How much is too much? According to the WNJ article today, Cape Henlopen School District provides transportation for 86 homeless students.

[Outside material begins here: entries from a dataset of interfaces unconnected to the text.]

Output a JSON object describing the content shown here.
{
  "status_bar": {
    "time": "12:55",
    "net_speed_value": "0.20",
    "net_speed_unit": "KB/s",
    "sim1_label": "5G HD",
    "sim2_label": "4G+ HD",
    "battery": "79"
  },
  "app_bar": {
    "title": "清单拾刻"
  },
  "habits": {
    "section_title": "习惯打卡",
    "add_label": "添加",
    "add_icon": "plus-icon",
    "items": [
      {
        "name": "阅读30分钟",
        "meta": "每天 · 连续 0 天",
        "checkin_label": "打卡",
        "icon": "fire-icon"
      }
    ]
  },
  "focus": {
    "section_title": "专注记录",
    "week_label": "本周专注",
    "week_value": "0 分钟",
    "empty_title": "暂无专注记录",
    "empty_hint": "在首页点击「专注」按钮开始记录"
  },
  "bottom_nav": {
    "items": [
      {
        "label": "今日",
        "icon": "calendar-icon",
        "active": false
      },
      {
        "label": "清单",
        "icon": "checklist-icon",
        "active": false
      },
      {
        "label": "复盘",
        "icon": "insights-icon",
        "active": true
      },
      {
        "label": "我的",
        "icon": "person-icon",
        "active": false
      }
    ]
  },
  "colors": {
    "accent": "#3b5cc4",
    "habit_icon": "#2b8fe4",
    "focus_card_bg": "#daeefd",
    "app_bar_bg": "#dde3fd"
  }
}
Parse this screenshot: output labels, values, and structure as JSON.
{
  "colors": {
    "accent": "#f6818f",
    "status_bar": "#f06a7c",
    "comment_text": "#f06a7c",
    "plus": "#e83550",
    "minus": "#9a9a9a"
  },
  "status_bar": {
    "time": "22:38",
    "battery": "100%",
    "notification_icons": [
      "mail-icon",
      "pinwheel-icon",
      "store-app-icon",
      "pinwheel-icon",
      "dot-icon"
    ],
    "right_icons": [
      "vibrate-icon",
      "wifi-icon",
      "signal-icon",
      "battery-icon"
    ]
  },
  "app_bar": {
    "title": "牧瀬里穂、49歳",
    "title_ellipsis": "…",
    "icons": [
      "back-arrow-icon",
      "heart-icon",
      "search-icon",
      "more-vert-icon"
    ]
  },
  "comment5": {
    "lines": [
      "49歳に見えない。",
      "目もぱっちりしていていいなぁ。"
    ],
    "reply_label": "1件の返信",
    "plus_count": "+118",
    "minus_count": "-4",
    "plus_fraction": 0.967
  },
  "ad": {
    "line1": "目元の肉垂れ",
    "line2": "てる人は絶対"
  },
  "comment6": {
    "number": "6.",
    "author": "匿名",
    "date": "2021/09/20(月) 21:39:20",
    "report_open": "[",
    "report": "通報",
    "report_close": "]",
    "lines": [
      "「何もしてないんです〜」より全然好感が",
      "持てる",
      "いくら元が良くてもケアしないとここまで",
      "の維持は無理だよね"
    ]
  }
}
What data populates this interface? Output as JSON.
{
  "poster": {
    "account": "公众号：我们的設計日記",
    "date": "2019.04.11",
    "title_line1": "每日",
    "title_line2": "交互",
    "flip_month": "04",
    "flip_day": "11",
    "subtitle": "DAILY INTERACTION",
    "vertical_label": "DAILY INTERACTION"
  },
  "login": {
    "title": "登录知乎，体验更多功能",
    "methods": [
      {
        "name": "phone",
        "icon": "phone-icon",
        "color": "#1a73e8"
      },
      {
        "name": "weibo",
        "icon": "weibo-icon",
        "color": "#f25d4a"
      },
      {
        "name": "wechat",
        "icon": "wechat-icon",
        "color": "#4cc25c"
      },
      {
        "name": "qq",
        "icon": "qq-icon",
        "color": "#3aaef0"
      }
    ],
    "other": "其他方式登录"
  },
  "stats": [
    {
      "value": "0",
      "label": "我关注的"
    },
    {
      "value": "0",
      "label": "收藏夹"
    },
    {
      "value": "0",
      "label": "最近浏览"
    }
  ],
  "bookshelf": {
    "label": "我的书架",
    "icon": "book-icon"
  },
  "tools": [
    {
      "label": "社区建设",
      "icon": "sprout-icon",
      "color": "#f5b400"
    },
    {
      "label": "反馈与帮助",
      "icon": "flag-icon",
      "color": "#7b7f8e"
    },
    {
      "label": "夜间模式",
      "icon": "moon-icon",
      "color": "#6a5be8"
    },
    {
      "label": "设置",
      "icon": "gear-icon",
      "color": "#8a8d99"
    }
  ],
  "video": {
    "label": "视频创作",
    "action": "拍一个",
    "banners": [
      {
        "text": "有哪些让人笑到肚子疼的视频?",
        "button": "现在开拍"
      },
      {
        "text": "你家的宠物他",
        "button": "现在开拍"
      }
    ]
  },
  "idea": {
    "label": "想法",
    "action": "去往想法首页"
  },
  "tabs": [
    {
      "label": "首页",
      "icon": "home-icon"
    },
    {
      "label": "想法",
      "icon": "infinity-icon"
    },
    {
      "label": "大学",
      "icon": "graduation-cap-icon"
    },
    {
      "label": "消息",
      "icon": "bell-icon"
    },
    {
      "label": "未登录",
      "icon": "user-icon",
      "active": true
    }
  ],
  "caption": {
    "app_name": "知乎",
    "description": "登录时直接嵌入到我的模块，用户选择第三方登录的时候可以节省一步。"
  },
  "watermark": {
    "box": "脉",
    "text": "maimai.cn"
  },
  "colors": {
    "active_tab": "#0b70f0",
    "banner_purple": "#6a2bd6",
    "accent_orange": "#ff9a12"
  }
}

The cost of transporting each of those students is--apparently--about $27.74 per student per day, for a grand total of $429,500.
(Look, for $27.74 per student per day, I'd like to contract to drive about ten of them to school every day myself.)
But Cape, which is one of the districts claiming it is having financial difficulty with this cost, only actually pays $4.18 per student per day, because the State picks up the rest in transportation funds.
So, as Jethro used to tell Uncle Jed, "That's 'nought, 'nought, and carry the 'nought . . ."
$64,500 in actual costs to the district per year, and that cost of transporting homeless children from their cars and shelter is apparently too expensive?
Cape Henlopen Director of Business Operations Oliver Gumbs suggested the statewide contract as a potential measure for Delaware’s school districts.
“This is a very expensive program,” Gumbs said. “The majority is being spent at the state level, but the districts are still spending a lot.”And the only reason that the districts are paying anything is that the Delaware General Assembly decided that they needed the money from that transportation fund to pay out some more corporate welfare:
In 2011, Delaware’s school districts were forced to pay for 10 percent of the costs after the state legislature tightened its belt following the economic downturn.
Yep, we live in a
Or, think of it this way: how much of the State's $119 million Race to the Top grant was actually spent on getting homeless kids to school, as opposed to paying for new assessment systems for the teachers willing to stand in the gap and help these kids succeed?
I'd tell you that the answer was none of it, except that DE DOE has already admitted that it doesn't know precisely what it has spent, so it is possible that some rogue administrator somewhere diverted a few bucks to keep kids living in shelter coming to school.
Of course, when we find that administrator, the Attorney General's Office will be ready to prosecute.
*Sorry, Hube, I keep forgetting this isn't a Red State based on my new definition of a Democrat in Delaware: A Republican who favors marriage equality.